Cassie acknowledged that “Dad made me feel special and not f–ked up” and that her time spent with him “disappointed” Mom. “Thats horrible, and I’m sorry,” she again offered. When Cassie then asked what she has to do to prove she is getting better…. well, that set up Stone and Cuoco’s biggest gut-punch of a moment. Lisa cupped her sobbing daughter’s face to say, “Cassie, honey, I love you. I do. But I don’t like you. At all.” And with a sweet pat on Cassie’s cheek that segued into a harsh (and unscripted) slap, Lisa excused herself to “go to work,” leaving behind an apoplectic Cassie and capping a difficult-to-watch, yet gripping, nine-minute sequence.
HONORABLE MENTION | Jessica Biel‘s powerful and layered performance as the titular character in Hulu’s Candy was convincing in spite of her Mrs. Roper wig and oversized glasses, not because of them. It was through these glasses that we saw The Sinner alum’s smiley mien morph with her homicidal character’s moods to reveal lust, guilt, deception and eventually, blood-soaked volcanic rage. The latter came to fore in the finale when Biel’s Candy used violence and primal groans to unleash a world of fury that didn’t match Betty’s supposed slight. Why was Candy so angry? Was she splenetic because of restrictive societal mores, her husband’s sexism and neglect, or had Betty really tried to kill her? Sadly, when it comes to the real case, we will never know. Thanks to the portrayer’s turn as an attention starved, suburban alpha mom, who wielded an axe to brutally murder her friend and free herself, Biel’s iteration of Candy is the most frightening fictional one to date.

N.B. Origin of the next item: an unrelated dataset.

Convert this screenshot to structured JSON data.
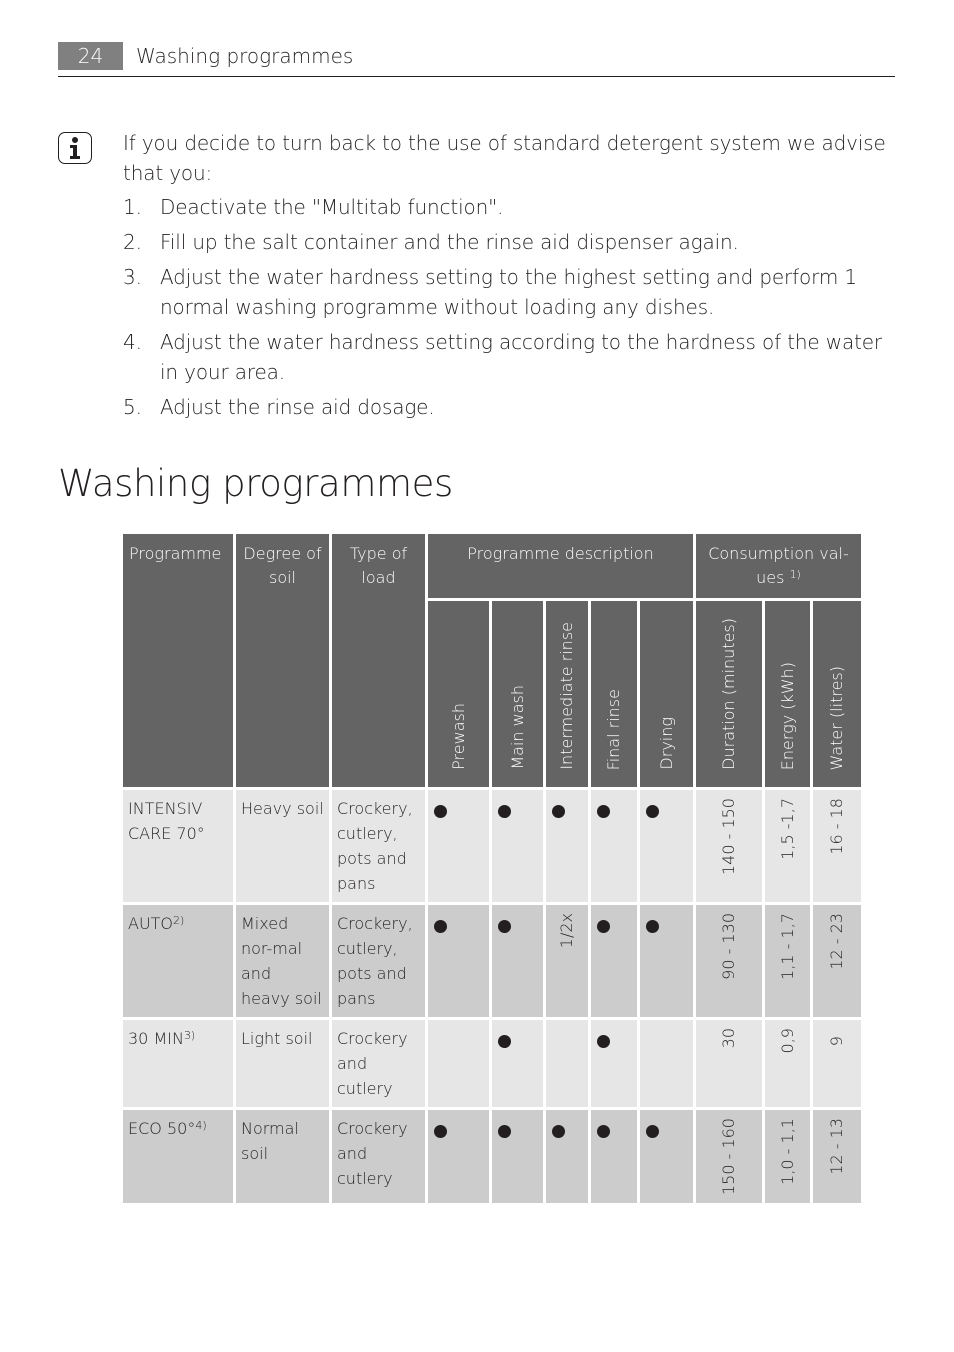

HONORABLE MENTION | In Episode 2 of Hacks‘ sophomore season, Ava Daniels walked on eggshells, tormented by the guilt she felt about her duplicitous deed. Hannah Einbinder exhibited a tornado of sentiments, vacillating between being an over-compensating “Yes Woman” and continuing her spiral of shame. When she finally came clean, the actress made us feel her character’s remorse with mournful eyes and body language — especially as her boss forced her to read the email out loud, word for excruciating word. In the final moments, Einbinder continued driving us through the emotional whiplash, as Deborah seemingly let her off the hook. But that sweet relief was merely a temporary balm: She then learned Deborah was suing her for breach of contract. While Ava certainly deserves whatever’s coming to her, it was Einbinder’s finesse that made it all so effective.
HONORABLE MENTION | We need only three words to describe our reaction to Grey Damon‘s visceral performance in Thursday’s Station 19: We. Were. Gutted. The tour de force deserves more than three, however. Way more. After the episode started with him channeling Jack’s nervous excitement at the prospect of meeting the brother he’d never known he had, the actor conveyed in small gestures and tics his character’s disbelief and unspeakable hurt at learning that he had even more siblings, all of whom had been kept and raised by Mom and Dad. Later, Damon all but opened a vein as Jack unleashed his anguish at having been “passed from predator to predator” in foster care, all because his parents… “They didn’t want me,” he sobbed. Stunning work — raw, real and admirably vulnerable.
Which performance(s) knocked your socks off this week? Tell us in Comments!